● **Task requirements**
The data that follows is to be given again, exactly as written.

● **Entries taken from a collection**
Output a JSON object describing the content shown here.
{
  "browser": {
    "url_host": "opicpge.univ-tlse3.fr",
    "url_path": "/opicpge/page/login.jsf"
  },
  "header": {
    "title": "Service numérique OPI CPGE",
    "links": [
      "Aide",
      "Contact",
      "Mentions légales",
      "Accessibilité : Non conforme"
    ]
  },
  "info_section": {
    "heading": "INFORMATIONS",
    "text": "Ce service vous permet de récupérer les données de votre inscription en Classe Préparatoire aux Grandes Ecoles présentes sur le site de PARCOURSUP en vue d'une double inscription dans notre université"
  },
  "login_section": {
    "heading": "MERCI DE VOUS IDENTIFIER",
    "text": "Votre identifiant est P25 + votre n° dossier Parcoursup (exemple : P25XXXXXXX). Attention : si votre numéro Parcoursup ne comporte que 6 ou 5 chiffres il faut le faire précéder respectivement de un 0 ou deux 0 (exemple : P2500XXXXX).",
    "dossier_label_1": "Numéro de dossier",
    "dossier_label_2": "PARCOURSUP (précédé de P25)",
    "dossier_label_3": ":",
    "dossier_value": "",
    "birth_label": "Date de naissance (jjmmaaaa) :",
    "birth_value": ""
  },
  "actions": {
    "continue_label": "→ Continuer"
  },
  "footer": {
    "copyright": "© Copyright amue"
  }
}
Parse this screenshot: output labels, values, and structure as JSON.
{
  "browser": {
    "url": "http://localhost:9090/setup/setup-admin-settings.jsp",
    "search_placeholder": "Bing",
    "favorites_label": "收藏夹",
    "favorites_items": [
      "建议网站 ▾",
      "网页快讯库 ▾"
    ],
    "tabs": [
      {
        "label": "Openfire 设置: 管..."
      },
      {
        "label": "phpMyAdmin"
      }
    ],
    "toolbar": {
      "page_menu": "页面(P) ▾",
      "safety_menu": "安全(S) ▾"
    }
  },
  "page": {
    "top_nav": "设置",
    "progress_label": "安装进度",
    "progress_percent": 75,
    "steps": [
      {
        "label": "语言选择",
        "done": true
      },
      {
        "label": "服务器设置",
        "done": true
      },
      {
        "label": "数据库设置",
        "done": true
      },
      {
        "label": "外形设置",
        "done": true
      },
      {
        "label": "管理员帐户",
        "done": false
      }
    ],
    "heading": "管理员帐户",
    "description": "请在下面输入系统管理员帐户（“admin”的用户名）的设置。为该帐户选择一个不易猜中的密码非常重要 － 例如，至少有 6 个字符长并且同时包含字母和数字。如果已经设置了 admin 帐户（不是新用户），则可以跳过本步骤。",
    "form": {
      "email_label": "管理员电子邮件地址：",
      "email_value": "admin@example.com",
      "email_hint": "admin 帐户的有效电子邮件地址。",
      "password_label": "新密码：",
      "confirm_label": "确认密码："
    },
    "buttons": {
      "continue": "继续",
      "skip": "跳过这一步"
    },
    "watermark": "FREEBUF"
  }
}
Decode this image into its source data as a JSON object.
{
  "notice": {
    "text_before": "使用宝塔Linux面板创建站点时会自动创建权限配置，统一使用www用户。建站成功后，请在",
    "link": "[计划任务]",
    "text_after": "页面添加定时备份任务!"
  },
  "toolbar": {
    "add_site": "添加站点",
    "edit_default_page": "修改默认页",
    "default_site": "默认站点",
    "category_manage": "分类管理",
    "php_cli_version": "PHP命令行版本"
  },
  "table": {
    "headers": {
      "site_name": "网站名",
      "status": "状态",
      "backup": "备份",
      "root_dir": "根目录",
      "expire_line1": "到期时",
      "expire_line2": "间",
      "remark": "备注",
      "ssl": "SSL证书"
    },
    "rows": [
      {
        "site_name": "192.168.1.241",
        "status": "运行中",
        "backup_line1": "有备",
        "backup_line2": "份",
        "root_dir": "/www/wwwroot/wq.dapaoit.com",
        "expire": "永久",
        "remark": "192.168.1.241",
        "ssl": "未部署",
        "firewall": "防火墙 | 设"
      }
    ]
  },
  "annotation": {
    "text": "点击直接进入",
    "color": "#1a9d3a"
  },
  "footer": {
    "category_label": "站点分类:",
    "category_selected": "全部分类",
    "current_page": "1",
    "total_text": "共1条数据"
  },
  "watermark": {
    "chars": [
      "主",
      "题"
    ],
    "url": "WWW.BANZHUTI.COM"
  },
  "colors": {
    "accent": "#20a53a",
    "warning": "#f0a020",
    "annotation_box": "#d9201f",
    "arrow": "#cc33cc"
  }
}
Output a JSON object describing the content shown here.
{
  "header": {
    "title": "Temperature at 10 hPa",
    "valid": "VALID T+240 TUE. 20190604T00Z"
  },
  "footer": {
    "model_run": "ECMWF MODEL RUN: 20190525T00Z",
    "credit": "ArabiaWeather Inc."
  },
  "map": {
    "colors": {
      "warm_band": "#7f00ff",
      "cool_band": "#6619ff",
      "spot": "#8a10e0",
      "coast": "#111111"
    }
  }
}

● **Task answer**
Output a JSON object describing the content shown here.
{
  "browser": {
    "url_host": "opicpge.univ-tlse3.fr",
    "url_path": "/opicpge/page/login.jsf"
  },
  "header": {
    "title": "Service numérique OPI CPGE",
    "links": [
      "Aide",
      "Contact",
      "Mentions légales",
      "Accessibilité : Non conforme"
    ]
  },
  "info_section": {
    "heading": "INFORMATIONS",
    "text": "Ce service vous permet de récupérer les données de votre inscription en Classe Préparatoire aux Grandes Ecoles présentes sur le site de PARCOURSUP en vue d'une double inscription dans notre université"
  },
  "login_section": {
    "heading": "MERCI DE VOUS IDENTIFIER",
    "text": "Votre identifiant est P25 + votre n° dossier Parcoursup (exemple : P25XXXXXXX). Attention : si votre numéro Parcoursup ne comporte que 6 ou 5 chiffres il faut le faire précéder respectivement de un 0 ou deux 0 (exemple : P2500XXXXX).",
    "dossier_label_1": "Numéro de dossier",
    "dossier_label_2": "PARCOURSUP (précédé de P25)",
    "dossier_label_3": ":",
    "dossier_value": "",
    "birth_label": "Date de naissance (jjmmaaaa) :",
    "birth_value": ""
  },
  "actions": {
    "continue_label": "→ Continuer"
  },
  "footer": {
    "copyright": "© Copyright amue"
  }
}
Parse this screenshot: output labels, values, and structure as JSON.
{
  "browser": {
    "url": "http://localhost:9090/setup/setup-admin-settings.jsp",
    "search_placeholder": "Bing",
    "favorites_label": "收藏夹",
    "favorites_items": [
      "建议网站 ▾",
      "网页快讯库 ▾"
    ],
    "tabs": [
      {
        "label": "Openfire 设置: 管..."
      },
      {
        "label": "phpMyAdmin"
      }
    ],
    "toolbar": {
      "page_menu": "页面(P) ▾",
      "safety_menu": "安全(S) ▾"
    }
  },
  "page": {
    "top_nav": "设置",
    "progress_label": "安装进度",
    "progress_percent": 75,
    "steps": [
      {
        "label": "语言选择",
        "done": true
      },
      {
        "label": "服务器设置",
        "done": true
      },
      {
        "label": "数据库设置",
        "done": true
      },
      {
        "label": "外形设置",
        "done": true
      },
      {
        "label": "管理员帐户",
        "done": false
      }
    ],
    "heading": "管理员帐户",
    "description": "请在下面输入系统管理员帐户（“admin”的用户名）的设置。为该帐户选择一个不易猜中的密码非常重要 － 例如，至少有 6 个字符长并且同时包含字母和数字。如果已经设置了 admin 帐户（不是新用户），则可以跳过本步骤。",
    "form": {
      "email_label": "管理员电子邮件地址：",
      "email_value": "admin@example.com",
      "email_hint": "admin 帐户的有效电子邮件地址。",
      "password_label": "新密码：",
      "confirm_label": "确认密码："
    },
    "buttons": {
      "continue": "继续",
      "skip": "跳过这一步"
    },
    "watermark": "FREEBUF"
  }
}
Decode this image into its source data as a JSON object.
{
  "notice": {
    "text_before": "使用宝塔Linux面板创建站点时会自动创建权限配置，统一使用www用户。建站成功后，请在",
    "link": "[计划任务]",
    "text_after": "页面添加定时备份任务!"
  },
  "toolbar": {
    "add_site": "添加站点",
    "edit_default_page": "修改默认页",
    "default_site": "默认站点",
    "category_manage": "分类管理",
    "php_cli_version": "PHP命令行版本"
  },
  "table": {
    "headers": {
      "site_name": "网站名",
      "status": "状态",
      "backup": "备份",
      "root_dir": "根目录",
      "expire_line1": "到期时",
      "expire_line2": "间",
      "remark": "备注",
      "ssl": "SSL证书"
    },
    "rows": [
      {
        "site_name": "192.168.1.241",
        "status": "运行中",
        "backup_line1": "有备",
        "backup_line2": "份",
        "root_dir": "/www/wwwroot/wq.dapaoit.com",
        "expire": "永久",
        "remark": "192.168.1.241",
        "ssl": "未部署",
        "firewall": "防火墙 | 设"
      }
    ]
  },
  "annotation": {
    "text": "点击直接进入",
    "color": "#1a9d3a"
  },
  "footer": {
    "category_label": "站点分类:",
    "category_selected": "全部分类",
    "current_page": "1",
    "total_text": "共1条数据"
  },
  "watermark": {
    "chars": [
      "主",
      "题"
    ],
    "url": "WWW.BANZHUTI.COM"
  },
  "colors": {
    "accent": "#20a53a",
    "warning": "#f0a020",
    "annotation_box": "#d9201f",
    "arrow": "#cc33cc"
  }
}
Output a JSON object describing the content shown here.
{
  "header": {
    "title": "Temperature at 10 hPa",
    "valid": "VALID T+240 TUE. 20190604T00Z"
  },
  "footer": {
    "model_run": "ECMWF MODEL RUN: 20190525T00Z",
    "credit": "ArabiaWeather Inc."
  },
  "map": {
    "colors": {
      "warm_band": "#7f00ff",
      "cool_band": "#6619ff",
      "spot": "#8a10e0",
      "coast": "#111111"
    }
  }
}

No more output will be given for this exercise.